## YOUR GOAL:
Match the string "Roses" against each line below, and copy every line that matches.

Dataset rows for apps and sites
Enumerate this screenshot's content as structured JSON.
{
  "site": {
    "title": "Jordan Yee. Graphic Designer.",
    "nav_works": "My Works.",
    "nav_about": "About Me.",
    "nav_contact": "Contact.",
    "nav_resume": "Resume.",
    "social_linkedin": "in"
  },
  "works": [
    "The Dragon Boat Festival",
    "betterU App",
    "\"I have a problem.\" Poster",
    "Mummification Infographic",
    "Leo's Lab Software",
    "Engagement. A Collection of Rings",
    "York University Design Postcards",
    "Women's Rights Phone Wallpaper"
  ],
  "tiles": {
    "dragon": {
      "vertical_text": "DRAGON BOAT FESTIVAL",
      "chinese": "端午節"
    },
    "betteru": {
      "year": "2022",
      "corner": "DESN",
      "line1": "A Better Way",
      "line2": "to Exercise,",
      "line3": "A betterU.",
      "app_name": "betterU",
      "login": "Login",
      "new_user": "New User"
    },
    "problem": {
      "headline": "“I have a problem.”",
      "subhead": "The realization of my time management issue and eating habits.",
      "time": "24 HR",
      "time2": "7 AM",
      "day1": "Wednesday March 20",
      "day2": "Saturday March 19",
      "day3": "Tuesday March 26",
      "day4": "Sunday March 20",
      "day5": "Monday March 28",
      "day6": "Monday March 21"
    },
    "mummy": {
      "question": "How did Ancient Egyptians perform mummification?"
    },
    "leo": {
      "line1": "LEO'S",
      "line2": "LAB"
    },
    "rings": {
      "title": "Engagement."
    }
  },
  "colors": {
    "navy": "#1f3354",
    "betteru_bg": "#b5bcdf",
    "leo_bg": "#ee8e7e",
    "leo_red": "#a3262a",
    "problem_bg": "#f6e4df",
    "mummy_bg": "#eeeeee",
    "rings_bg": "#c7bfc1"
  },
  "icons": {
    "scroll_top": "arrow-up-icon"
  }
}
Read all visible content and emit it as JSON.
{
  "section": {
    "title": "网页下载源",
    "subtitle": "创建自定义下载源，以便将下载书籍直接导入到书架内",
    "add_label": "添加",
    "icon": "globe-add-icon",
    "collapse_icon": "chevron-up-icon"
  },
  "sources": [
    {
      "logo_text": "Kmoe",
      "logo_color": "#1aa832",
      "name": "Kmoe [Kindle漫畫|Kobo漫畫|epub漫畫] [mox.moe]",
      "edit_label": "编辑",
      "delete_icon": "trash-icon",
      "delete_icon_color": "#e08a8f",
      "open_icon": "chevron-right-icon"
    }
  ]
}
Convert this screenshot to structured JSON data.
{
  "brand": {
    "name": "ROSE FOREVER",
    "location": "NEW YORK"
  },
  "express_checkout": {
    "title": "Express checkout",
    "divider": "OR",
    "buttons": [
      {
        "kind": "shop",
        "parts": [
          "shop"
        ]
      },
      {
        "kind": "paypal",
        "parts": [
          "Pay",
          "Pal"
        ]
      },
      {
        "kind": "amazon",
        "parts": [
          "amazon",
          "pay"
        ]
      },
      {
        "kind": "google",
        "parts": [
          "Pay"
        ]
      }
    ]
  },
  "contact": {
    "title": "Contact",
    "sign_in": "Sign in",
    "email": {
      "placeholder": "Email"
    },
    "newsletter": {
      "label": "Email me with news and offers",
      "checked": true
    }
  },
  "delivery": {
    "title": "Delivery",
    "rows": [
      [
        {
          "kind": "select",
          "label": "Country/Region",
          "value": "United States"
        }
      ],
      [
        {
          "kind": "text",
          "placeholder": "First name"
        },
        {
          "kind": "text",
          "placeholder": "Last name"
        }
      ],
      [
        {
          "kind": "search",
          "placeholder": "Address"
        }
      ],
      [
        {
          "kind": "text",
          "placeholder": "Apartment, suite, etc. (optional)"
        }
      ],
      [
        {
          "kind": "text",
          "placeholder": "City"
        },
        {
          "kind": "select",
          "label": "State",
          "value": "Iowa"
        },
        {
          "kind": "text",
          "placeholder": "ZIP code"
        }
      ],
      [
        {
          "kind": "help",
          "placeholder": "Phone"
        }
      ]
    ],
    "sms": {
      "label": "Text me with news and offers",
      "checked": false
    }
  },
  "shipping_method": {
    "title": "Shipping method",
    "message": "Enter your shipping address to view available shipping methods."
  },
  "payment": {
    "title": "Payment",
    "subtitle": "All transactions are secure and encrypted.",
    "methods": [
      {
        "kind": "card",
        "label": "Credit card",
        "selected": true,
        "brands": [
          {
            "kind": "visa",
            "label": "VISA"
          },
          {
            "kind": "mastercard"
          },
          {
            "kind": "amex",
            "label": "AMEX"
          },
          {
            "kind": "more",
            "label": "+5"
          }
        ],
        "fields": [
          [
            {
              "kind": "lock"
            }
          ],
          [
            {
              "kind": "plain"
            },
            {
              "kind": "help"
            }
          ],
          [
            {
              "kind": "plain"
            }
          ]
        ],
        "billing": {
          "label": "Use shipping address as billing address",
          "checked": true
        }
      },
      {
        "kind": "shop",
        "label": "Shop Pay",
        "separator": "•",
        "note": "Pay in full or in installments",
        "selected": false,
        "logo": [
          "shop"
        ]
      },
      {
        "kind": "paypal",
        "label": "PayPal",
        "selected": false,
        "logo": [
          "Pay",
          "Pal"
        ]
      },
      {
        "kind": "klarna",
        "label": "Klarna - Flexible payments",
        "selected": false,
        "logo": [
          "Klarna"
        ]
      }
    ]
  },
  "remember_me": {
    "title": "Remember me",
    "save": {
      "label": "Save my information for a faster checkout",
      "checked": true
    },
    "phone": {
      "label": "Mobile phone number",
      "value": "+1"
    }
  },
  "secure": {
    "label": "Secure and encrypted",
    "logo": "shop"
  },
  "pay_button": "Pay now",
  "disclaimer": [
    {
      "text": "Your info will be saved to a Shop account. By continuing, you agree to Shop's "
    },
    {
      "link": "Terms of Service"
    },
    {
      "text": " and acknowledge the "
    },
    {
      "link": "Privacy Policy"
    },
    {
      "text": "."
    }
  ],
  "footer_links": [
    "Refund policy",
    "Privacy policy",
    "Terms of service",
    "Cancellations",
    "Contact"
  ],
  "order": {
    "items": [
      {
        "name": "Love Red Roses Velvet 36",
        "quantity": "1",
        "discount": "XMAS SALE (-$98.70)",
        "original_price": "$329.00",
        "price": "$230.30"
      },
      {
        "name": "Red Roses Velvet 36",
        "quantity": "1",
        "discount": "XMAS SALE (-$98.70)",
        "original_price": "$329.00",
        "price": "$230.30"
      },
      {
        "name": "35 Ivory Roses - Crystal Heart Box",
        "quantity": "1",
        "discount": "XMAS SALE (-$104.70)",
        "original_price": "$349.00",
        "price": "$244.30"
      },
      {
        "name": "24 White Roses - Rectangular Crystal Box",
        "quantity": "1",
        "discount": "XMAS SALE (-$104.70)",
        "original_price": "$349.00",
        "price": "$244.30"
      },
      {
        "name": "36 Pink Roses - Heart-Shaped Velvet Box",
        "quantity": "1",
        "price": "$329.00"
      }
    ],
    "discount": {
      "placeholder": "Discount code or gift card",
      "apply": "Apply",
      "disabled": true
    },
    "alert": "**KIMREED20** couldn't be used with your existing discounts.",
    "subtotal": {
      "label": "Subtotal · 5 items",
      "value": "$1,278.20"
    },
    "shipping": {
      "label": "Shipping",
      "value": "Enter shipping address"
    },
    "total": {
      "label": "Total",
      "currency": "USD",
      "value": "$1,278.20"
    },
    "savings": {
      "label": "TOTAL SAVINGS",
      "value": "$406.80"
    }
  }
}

## SOLUTION:
        "name": "Love Red Roses Velvet 36",
        "name": "Red Roses Velvet 36",
        "name": "35 Ivory Roses - Crystal Heart Box",
        "name": "24 White Roses - Rectangular Crystal Box",
        "name": "36 Pink Roses - Heart-Shaped Velvet Box",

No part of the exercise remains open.